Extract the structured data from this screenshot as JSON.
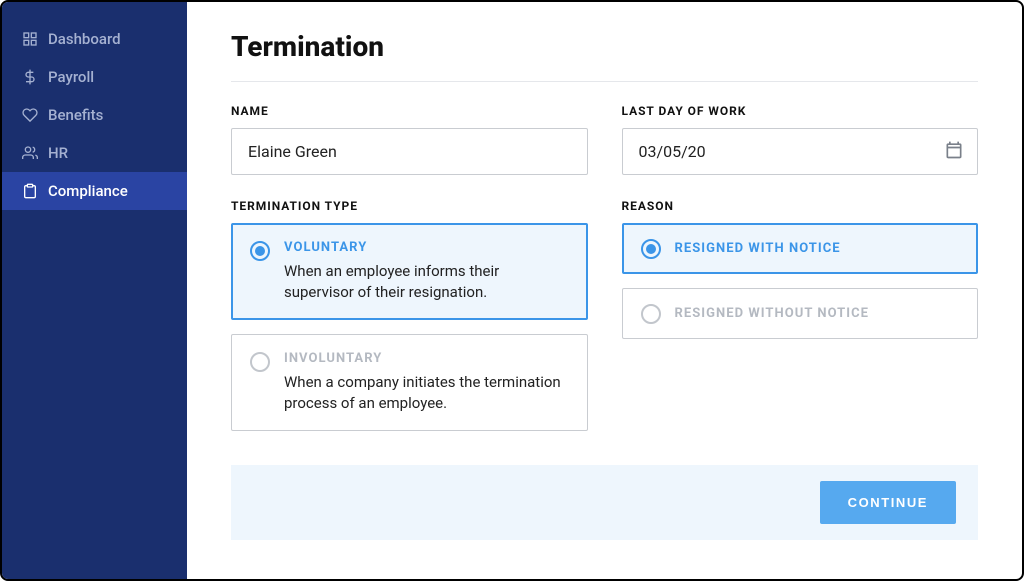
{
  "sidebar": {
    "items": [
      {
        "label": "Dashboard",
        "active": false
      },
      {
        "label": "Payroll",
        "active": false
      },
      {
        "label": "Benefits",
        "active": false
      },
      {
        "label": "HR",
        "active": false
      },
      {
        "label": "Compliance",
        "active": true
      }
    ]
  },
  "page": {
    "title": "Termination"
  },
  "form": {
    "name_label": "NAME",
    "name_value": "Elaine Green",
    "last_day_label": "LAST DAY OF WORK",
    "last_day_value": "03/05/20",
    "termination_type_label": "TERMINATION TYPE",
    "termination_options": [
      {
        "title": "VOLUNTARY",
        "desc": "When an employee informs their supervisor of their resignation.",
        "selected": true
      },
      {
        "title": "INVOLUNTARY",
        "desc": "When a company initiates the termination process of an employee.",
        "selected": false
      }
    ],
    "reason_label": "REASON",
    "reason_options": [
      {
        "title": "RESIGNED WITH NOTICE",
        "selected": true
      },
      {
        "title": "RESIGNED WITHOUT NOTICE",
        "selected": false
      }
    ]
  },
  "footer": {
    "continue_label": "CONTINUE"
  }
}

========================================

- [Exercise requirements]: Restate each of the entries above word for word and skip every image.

- [Answer to this task]:
Extract the structured data from this screenshot as JSON.
{
  "sidebar": {
    "items": [
      {
        "label": "Dashboard",
        "active": false
      },
      {
        "label": "Payroll",
        "active": false
      },
      {
        "label": "Benefits",
        "active": false
      },
      {
        "label": "HR",
        "active": false
      },
      {
        "label": "Compliance",
        "active": true
      }
    ]
  },
  "page": {
    "title": "Termination"
  },
  "form": {
    "name_label": "NAME",
    "name_value": "Elaine Green",
    "last_day_label": "LAST DAY OF WORK",
    "last_day_value": "03/05/20",
    "termination_type_label": "TERMINATION TYPE",
    "termination_options": [
      {
        "title": "VOLUNTARY",
        "desc": "When an employee informs their supervisor of their resignation.",
        "selected": true
      },
      {
        "title": "INVOLUNTARY",
        "desc": "When a company initiates the termination process of an employee.",
        "selected": false
      }
    ],
    "reason_label": "REASON",
    "reason_options": [
      {
        "title": "RESIGNED WITH NOTICE",
        "selected": true
      },
      {
        "title": "RESIGNED WITHOUT NOTICE",
        "selected": false
      }
    ]
  },
  "footer": {
    "continue_label": "CONTINUE"
  }
}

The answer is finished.